Each entry below is to be copied verbatim, with no line missing.

**** RECORDED DATA

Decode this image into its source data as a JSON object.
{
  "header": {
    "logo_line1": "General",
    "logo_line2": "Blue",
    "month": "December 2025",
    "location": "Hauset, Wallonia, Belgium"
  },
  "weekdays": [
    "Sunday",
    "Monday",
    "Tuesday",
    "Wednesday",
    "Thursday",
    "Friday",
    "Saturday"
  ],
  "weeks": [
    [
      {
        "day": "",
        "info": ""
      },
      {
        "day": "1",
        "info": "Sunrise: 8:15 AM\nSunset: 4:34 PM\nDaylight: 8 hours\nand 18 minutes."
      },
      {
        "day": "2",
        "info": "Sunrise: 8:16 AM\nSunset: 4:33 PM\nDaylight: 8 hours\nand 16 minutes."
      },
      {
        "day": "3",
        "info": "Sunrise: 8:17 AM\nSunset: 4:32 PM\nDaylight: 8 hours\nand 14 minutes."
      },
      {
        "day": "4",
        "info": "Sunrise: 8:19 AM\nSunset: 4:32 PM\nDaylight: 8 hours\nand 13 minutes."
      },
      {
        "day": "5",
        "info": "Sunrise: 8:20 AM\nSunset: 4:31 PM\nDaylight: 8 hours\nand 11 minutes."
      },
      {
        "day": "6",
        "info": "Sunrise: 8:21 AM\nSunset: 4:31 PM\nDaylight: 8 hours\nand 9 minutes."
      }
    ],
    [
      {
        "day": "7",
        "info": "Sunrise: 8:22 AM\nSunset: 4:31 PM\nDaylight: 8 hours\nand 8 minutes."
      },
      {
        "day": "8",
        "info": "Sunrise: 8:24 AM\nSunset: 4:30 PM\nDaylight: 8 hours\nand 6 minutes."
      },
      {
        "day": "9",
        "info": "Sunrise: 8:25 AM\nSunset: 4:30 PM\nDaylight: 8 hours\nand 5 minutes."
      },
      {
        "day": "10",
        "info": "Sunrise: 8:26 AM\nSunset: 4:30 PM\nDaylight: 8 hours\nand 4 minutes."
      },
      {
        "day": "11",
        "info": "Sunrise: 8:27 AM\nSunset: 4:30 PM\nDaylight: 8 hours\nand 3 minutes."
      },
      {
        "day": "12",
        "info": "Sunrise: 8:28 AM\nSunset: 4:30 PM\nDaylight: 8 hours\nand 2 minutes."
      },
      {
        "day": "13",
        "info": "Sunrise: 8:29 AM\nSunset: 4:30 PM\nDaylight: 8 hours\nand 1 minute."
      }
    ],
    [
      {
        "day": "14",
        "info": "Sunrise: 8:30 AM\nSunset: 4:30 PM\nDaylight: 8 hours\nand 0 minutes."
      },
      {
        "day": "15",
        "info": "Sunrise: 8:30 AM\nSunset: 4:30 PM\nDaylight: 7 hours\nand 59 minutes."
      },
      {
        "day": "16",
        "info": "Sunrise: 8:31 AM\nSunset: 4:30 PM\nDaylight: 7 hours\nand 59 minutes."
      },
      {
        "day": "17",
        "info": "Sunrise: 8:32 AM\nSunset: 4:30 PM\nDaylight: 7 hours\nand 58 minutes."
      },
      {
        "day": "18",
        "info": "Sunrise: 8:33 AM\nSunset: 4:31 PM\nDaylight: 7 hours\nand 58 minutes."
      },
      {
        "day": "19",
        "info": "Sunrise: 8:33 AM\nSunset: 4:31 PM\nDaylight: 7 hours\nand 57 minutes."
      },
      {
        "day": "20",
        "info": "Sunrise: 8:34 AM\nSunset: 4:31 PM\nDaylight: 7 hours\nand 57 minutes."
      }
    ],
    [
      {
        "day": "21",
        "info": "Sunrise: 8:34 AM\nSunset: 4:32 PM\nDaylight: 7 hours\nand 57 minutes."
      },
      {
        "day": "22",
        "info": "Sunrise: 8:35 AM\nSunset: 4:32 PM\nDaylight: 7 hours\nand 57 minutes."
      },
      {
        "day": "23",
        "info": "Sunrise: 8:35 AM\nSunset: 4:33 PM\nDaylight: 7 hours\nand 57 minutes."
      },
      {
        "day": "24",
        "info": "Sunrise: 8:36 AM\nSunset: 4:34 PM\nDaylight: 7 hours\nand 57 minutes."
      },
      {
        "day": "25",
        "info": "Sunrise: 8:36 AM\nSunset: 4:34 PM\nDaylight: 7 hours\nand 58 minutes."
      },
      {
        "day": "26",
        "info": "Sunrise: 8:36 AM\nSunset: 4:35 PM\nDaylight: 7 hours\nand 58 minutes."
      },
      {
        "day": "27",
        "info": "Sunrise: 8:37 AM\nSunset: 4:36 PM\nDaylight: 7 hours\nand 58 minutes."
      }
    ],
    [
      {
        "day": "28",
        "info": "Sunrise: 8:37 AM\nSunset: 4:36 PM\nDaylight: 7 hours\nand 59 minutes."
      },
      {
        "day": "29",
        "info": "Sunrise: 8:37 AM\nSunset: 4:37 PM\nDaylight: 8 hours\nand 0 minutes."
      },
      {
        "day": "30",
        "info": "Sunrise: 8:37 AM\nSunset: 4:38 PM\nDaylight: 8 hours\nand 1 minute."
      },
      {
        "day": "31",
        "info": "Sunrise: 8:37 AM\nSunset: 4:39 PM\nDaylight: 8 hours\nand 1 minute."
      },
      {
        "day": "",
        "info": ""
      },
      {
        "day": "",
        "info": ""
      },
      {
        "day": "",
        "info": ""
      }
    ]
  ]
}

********

> **ANSWER TO THE PROBLEM**
Decode this image into its source data as a JSON object.
{
  "header": {
    "logo_line1": "General",
    "logo_line2": "Blue",
    "month": "December 2025",
    "location": "Hauset, Wallonia, Belgium"
  },
  "weekdays": [
    "Sunday",
    "Monday",
    "Tuesday",
    "Wednesday",
    "Thursday",
    "Friday",
    "Saturday"
  ],
  "weeks": [
    [
      {
        "day": "",
        "info": ""
      },
      {
        "day": "1",
        "info": "Sunrise: 8:15 AM\nSunset: 4:34 PM\nDaylight: 8 hours\nand 18 minutes."
      },
      {
        "day": "2",
        "info": "Sunrise: 8:16 AM\nSunset: 4:33 PM\nDaylight: 8 hours\nand 16 minutes."
      },
      {
        "day": "3",
        "info": "Sunrise: 8:17 AM\nSunset: 4:32 PM\nDaylight: 8 hours\nand 14 minutes."
      },
      {
        "day": "4",
        "info": "Sunrise: 8:19 AM\nSunset: 4:32 PM\nDaylight: 8 hours\nand 13 minutes."
      },
      {
        "day": "5",
        "info": "Sunrise: 8:20 AM\nSunset: 4:31 PM\nDaylight: 8 hours\nand 11 minutes."
      },
      {
        "day": "6",
        "info": "Sunrise: 8:21 AM\nSunset: 4:31 PM\nDaylight: 8 hours\nand 9 minutes."
      }
    ],
    [
      {
        "day": "7",
        "info": "Sunrise: 8:22 AM\nSunset: 4:31 PM\nDaylight: 8 hours\nand 8 minutes."
      },
      {
        "day": "8",
        "info": "Sunrise: 8:24 AM\nSunset: 4:30 PM\nDaylight: 8 hours\nand 6 minutes."
      },
      {
        "day": "9",
        "info": "Sunrise: 8:25 AM\nSunset: 4:30 PM\nDaylight: 8 hours\nand 5 minutes."
      },
      {
        "day": "10",
        "info": "Sunrise: 8:26 AM\nSunset: 4:30 PM\nDaylight: 8 hours\nand 4 minutes."
      },
      {
        "day": "11",
        "info": "Sunrise: 8:27 AM\nSunset: 4:30 PM\nDaylight: 8 hours\nand 3 minutes."
      },
      {
        "day": "12",
        "info": "Sunrise: 8:28 AM\nSunset: 4:30 PM\nDaylight: 8 hours\nand 2 minutes."
      },
      {
        "day": "13",
        "info": "Sunrise: 8:29 AM\nSunset: 4:30 PM\nDaylight: 8 hours\nand 1 minute."
      }
    ],
    [
      {
        "day": "14",
        "info": "Sunrise: 8:30 AM\nSunset: 4:30 PM\nDaylight: 8 hours\nand 0 minutes."
      },
      {
        "day": "15",
        "info": "Sunrise: 8:30 AM\nSunset: 4:30 PM\nDaylight: 7 hours\nand 59 minutes."
      },
      {
        "day": "16",
        "info": "Sunrise: 8:31 AM\nSunset: 4:30 PM\nDaylight: 7 hours\nand 59 minutes."
      },
      {
        "day": "17",
        "info": "Sunrise: 8:32 AM\nSunset: 4:30 PM\nDaylight: 7 hours\nand 58 minutes."
      },
      {
        "day": "18",
        "info": "Sunrise: 8:33 AM\nSunset: 4:31 PM\nDaylight: 7 hours\nand 58 minutes."
      },
      {
        "day": "19",
        "info": "Sunrise: 8:33 AM\nSunset: 4:31 PM\nDaylight: 7 hours\nand 57 minutes."
      },
      {
        "day": "20",
        "info": "Sunrise: 8:34 AM\nSunset: 4:31 PM\nDaylight: 7 hours\nand 57 minutes."
      }
    ],
    [
      {
        "day": "21",
        "info": "Sunrise: 8:34 AM\nSunset: 4:32 PM\nDaylight: 7 hours\nand 57 minutes."
      },
      {
        "day": "22",
        "info": "Sunrise: 8:35 AM\nSunset: 4:32 PM\nDaylight: 7 hours\nand 57 minutes."
      },
      {
        "day": "23",
        "info": "Sunrise: 8:35 AM\nSunset: 4:33 PM\nDaylight: 7 hours\nand 57 minutes."
      },
      {
        "day": "24",
        "info": "Sunrise: 8:36 AM\nSunset: 4:34 PM\nDaylight: 7 hours\nand 57 minutes."
      },
      {
        "day": "25",
        "info": "Sunrise: 8:36 AM\nSunset: 4:34 PM\nDaylight: 7 hours\nand 58 minutes."
      },
      {
        "day": "26",
        "info": "Sunrise: 8:36 AM\nSunset: 4:35 PM\nDaylight: 7 hours\nand 58 minutes."
      },
      {
        "day": "27",
        "info": "Sunrise: 8:37 AM\nSunset: 4:36 PM\nDaylight: 7 hours\nand 58 minutes."
      }
    ],
    [
      {
        "day": "28",
        "info": "Sunrise: 8:37 AM\nSunset: 4:36 PM\nDaylight: 7 hours\nand 59 minutes."
      },
      {
        "day": "29",
        "info": "Sunrise: 8:37 AM\nSunset: 4:37 PM\nDaylight: 8 hours\nand 0 minutes."
      },
      {
        "day": "30",
        "info": "Sunrise: 8:37 AM\nSunset: 4:38 PM\nDaylight: 8 hours\nand 1 minute."
      },
      {
        "day": "31",
        "info": "Sunrise: 8:37 AM\nSunset: 4:39 PM\nDaylight: 8 hours\nand 1 minute."
      },
      {
        "day": "",
        "info": ""
      },
      {
        "day": "",
        "info": ""
      },
      {
        "day": "",
        "info": ""
      }
    ]
  ]
}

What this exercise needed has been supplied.